* DATA SECTION:

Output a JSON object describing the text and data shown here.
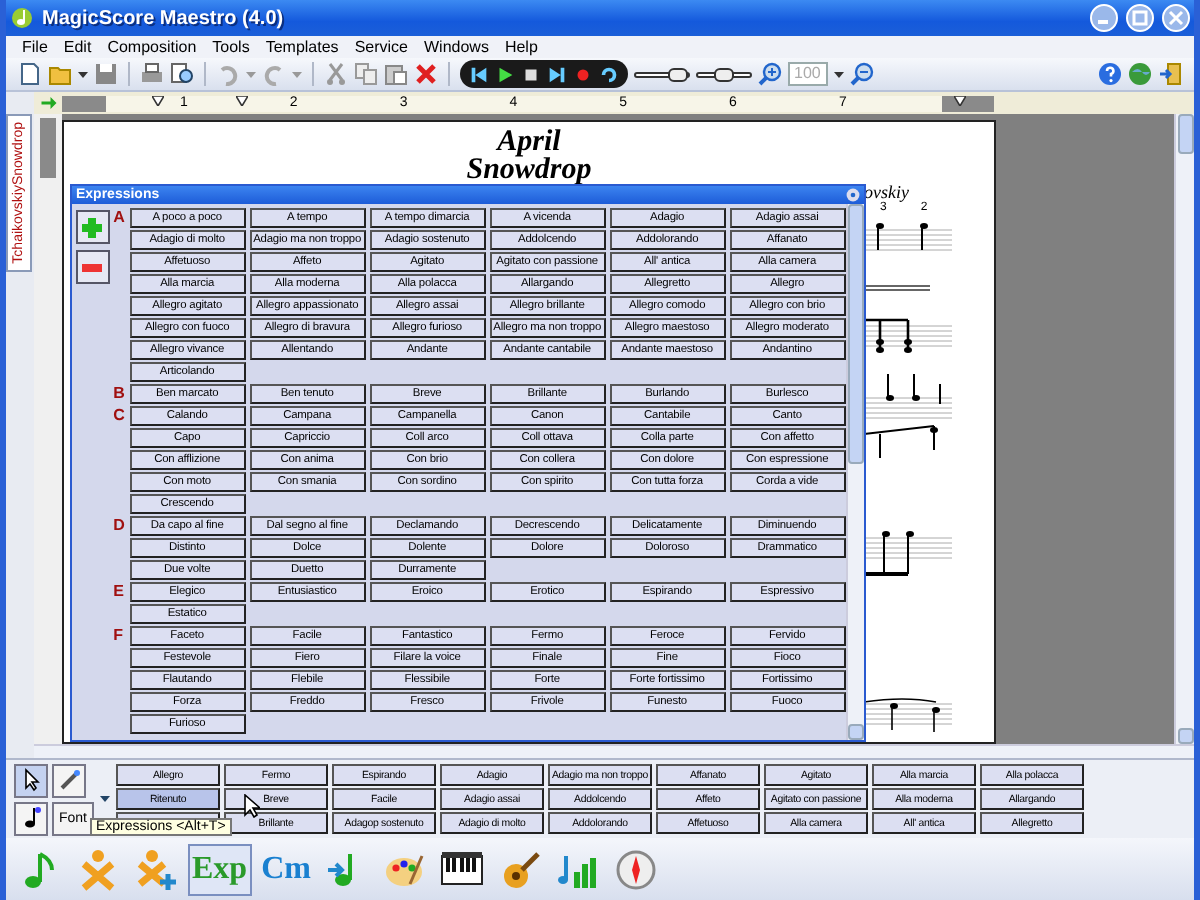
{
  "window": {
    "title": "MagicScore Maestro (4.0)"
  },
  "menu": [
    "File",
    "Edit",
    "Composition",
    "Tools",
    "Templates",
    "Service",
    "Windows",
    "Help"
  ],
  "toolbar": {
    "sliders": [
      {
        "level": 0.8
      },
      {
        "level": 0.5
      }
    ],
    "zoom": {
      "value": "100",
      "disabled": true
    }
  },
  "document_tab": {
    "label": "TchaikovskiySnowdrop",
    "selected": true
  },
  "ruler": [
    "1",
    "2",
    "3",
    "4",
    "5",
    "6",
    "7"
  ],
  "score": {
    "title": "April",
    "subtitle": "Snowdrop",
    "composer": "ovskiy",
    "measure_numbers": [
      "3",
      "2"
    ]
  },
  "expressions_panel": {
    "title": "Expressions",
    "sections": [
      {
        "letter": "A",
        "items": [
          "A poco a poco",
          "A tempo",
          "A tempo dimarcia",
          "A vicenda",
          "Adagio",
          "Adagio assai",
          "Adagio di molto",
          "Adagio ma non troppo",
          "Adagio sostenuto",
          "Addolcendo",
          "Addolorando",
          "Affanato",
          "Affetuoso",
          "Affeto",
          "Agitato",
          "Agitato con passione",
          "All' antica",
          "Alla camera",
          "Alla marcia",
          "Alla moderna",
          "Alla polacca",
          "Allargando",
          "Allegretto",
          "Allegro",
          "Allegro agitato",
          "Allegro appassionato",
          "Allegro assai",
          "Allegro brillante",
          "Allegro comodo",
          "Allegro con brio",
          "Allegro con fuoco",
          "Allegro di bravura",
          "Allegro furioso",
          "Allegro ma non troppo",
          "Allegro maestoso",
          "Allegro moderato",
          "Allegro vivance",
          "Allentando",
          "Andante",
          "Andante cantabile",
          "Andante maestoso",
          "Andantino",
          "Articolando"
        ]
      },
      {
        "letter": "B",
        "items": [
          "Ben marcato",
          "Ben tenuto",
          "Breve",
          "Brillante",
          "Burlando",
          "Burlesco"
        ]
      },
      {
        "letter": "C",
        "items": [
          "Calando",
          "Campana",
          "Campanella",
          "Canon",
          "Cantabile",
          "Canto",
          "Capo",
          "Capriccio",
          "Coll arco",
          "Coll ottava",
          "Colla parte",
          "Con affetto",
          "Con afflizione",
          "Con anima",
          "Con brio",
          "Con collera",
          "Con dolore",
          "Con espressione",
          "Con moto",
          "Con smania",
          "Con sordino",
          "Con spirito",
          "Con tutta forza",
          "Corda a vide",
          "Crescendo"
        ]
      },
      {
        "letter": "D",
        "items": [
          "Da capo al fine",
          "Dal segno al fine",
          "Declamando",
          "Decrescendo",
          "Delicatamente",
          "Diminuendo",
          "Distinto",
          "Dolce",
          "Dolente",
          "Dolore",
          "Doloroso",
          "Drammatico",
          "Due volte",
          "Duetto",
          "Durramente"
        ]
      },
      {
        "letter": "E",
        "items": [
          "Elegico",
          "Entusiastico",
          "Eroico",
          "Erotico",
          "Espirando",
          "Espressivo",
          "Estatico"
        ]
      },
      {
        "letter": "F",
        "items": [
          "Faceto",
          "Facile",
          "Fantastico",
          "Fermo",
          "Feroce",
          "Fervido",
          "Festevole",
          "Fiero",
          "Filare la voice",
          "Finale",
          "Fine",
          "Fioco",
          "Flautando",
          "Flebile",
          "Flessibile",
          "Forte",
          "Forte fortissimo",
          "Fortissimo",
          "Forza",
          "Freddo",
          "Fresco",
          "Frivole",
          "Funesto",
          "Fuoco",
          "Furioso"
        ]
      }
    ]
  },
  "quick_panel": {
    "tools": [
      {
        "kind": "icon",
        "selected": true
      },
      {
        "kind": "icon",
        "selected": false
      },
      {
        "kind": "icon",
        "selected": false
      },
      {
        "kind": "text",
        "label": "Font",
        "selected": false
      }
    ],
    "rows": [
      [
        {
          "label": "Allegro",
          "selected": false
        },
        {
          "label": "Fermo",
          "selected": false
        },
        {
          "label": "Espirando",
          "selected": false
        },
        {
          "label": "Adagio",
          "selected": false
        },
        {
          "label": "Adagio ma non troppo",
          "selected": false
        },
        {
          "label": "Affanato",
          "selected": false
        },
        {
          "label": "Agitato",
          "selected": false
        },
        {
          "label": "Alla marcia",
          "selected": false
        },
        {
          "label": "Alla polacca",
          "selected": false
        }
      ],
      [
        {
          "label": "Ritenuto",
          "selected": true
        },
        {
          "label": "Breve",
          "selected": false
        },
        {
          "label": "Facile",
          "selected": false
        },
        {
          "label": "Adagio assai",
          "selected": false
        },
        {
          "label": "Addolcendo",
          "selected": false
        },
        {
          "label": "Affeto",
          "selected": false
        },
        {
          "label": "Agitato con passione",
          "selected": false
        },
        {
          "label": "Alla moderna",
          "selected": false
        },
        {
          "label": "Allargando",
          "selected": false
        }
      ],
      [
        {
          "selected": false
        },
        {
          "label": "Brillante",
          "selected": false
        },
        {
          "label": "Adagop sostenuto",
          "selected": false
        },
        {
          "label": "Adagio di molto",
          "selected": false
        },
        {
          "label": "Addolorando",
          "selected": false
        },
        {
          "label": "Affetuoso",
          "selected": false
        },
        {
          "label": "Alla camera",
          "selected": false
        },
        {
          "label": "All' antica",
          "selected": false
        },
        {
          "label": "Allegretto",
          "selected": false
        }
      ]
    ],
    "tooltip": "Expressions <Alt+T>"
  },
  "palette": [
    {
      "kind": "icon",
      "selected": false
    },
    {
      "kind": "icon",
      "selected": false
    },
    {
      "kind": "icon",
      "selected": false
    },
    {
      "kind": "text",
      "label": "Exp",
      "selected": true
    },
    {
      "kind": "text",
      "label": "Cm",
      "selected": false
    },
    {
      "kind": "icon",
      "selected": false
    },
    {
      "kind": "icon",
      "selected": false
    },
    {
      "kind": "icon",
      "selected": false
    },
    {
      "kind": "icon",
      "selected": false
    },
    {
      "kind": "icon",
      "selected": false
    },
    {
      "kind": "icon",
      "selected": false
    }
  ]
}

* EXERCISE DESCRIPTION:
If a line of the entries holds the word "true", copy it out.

* RESPONSE:
      "disabled": true
    "selected": true
        "selected": true
          "selected": true
      "selected": true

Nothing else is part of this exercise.